Growing one’s own food became more appealing and, in some cases, a greater necessity to many in this pandemic era. Native peoples have long tended gardens that have provided their communities with sustainably grown foods, medicinal plants and natural materials. Today these much-needed sources of local, healthy foods are also places to cultivate and preserve cultural traditions.
“Even some Native cultures—like foraging cultures—that didn’t historically garden now see it as a helpful use of land and time and money because they can efficiently produce the kinds of foods that people need to stay healthy,” said Elizabeth Hoover. Of Mohawk and Mi’kmaq descent, she is an associate professor of Environmental Science, Policy and Management at the University of California in Berkeley. Researching this trend, she drove 20,000 miles in 2014 to talk with dozens of American Indian gardeners and food advocates.
In western North Carolina, David Anderson works as the horticultural operations supervisor at the Jessie Owle Dugan Native Plant and Greenhouse Facility of the Eastern Band of Cherokee Indians. The complex includes three greenhouses, 30 raised growing beds, a 3-acre nursery and 5 acres of fields dedicated to producing crops specifically for their seeds. It also has 330 acres of field that can be leased to enrolled tribal members who wish to garden or farm.
While the facility does generate funds for the tribe, it also preserves culturally important species to get them into the hands of tribal members to plant. It focuses on growing traditional plants, such as grapes, elderberry, wild strawberries, blackberries, huckleberries sochan and cohosh. In 2021, the greenhouse also grew hickory saplings, which once mature, can to provide wood that can be used to make stickball sticks, artworks and other traditional projects. “We serve our community with plants for home, for farmers, and for restoration,” said Anderson.
The operation shares equipment, land and greenhouse space with tribal members so they can grow, and occasionally sell, their own foods. One tribal member, for example, grows a quarter of an acre of peppers for his hot sauce business. Another feels a duty to produce corn to be ground into flour just to provide a traditional food for tribal members. In fact, a 2018 survey found that 80 percent of tribal members said that they just wanted to raise plants for themselves or to give away to their neighbors, not to make money.
With the help of the North Carolina State University Cooperative Extension Office, the greenhouse is aiming to perpetuate a selection of seeds to ensure genetic diversity among culturally vital plants and encourage their propagation. The heirloom seeds planted and distributed to tribal members each year are a source of renewed continuity for both plants and the people who grow them.
This approach is part of a broader movement to save Indigenous agriculture heritage.
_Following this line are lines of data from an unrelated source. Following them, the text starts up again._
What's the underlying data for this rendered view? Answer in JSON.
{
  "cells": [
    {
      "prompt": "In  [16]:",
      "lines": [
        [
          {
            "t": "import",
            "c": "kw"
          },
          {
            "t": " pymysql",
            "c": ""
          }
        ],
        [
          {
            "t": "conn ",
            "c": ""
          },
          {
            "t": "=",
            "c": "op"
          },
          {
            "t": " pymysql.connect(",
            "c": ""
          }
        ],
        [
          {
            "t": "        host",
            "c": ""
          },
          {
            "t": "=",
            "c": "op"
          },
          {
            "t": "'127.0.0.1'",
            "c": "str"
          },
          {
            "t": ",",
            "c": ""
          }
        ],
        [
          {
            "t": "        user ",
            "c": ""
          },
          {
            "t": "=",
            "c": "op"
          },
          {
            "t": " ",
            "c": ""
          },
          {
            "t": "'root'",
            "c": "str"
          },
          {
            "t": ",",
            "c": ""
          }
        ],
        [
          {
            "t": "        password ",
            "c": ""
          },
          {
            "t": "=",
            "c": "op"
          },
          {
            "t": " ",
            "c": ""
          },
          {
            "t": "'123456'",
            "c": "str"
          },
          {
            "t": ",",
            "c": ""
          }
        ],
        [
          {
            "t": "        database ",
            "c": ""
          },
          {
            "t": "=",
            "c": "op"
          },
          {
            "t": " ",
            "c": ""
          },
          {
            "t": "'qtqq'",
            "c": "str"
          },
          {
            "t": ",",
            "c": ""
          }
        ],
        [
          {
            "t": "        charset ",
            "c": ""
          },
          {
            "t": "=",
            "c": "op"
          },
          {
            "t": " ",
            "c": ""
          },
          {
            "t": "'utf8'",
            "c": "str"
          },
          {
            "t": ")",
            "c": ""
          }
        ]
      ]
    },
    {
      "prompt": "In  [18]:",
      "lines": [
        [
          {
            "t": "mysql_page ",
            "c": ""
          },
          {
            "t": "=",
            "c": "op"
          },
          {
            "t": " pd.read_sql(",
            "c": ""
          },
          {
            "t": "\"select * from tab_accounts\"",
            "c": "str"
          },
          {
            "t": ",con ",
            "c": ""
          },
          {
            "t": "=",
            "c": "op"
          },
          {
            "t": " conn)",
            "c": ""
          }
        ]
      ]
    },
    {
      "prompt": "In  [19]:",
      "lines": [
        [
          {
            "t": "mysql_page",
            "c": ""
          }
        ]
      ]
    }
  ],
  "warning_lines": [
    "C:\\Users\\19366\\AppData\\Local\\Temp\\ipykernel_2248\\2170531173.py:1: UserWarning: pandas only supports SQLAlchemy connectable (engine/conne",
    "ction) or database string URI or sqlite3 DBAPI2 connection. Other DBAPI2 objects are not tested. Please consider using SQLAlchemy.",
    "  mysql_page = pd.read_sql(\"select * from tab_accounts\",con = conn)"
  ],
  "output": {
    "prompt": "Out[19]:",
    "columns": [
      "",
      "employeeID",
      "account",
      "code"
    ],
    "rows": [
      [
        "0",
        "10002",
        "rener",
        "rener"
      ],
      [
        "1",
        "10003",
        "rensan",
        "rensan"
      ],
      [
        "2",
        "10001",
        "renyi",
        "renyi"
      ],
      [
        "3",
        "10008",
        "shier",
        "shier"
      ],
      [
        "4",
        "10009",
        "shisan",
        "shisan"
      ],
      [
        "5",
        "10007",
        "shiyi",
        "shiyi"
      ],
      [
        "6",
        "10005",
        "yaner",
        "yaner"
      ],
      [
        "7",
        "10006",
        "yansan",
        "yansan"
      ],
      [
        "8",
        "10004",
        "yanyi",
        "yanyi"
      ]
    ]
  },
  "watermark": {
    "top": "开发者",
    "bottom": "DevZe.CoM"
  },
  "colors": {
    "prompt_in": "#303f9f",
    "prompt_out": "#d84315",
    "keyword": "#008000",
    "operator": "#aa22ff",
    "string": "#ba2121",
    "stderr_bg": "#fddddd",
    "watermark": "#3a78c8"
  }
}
Melissa K. Nelson, a member of the Turtle Mountain Band of the Chippewa Tribe and a professor of Indigenous Sustainability in the School of Sustainability at Arizona State University, explains these efforts have led to the “rematriation” of seeds, a return to the “mothering embrace of the Earth” and of the women who largely cared for the crops they yielded. The division of labor between men and women in the garden varies from tribe to tribe, but historically women have led in the contemporary preservation of seeds for future generations.
Yet seeds are more than seeds. “Seeds [are] responsive beings that are inherently embedded within ecological and spiritual webs of kinship,” not just “active storage containers of genetic material,” wrote Hoover after her 2014 journey. They are seen “both as children that need nurturing and protecting, and as grandparents who contain cultural wisdom that needs guarding.”
Community gardens can also help preserve another endangered facet of Indigenous culture—Native languages. A valued community resource, the Pueblo of Nambe Community Farm in northern New Mexico also has become a perfect teaching ground.
The farm has 3 acres of crops and nearly 8 acres of vineyard. Beyond, a dozen bison roam across 200 acres of rangeland. “We grow salad greens, corn, chilis, melons and beans,” said George Toya (Jemez/Acoma Pueblo), the farm’s manager. “But none of it is for sale. It all goes to tribal members.”
Toya explained that growing traditions have been always passed down orally. Students and youth who now volunteer on the Pueblo farm learn from elders how to grow crops traditionally and pick up phrases in their Native language along the way. They also paint signs with both English and Native words to identify plants, farm implements and the weather. Given that many words convey meanings that can’t be easily translated, working in the garden reinforces language learning. said Toya, as “some words—like those for water, pumpkin or moon—sound the same but their meaning is only revealed by context.”
Gardens provide not only food but a deep connection to tribal culture and the Earth. The gardens nourish people just as people nurture their gardens. “Our values were defined by growing food or gathering wild foods,” said Toya. “Plants hold a special place in our lifestyle and our spirituality. They served both as food but also as prayer and healing. Health came not only from ingesting food but also through hard work and prayers.”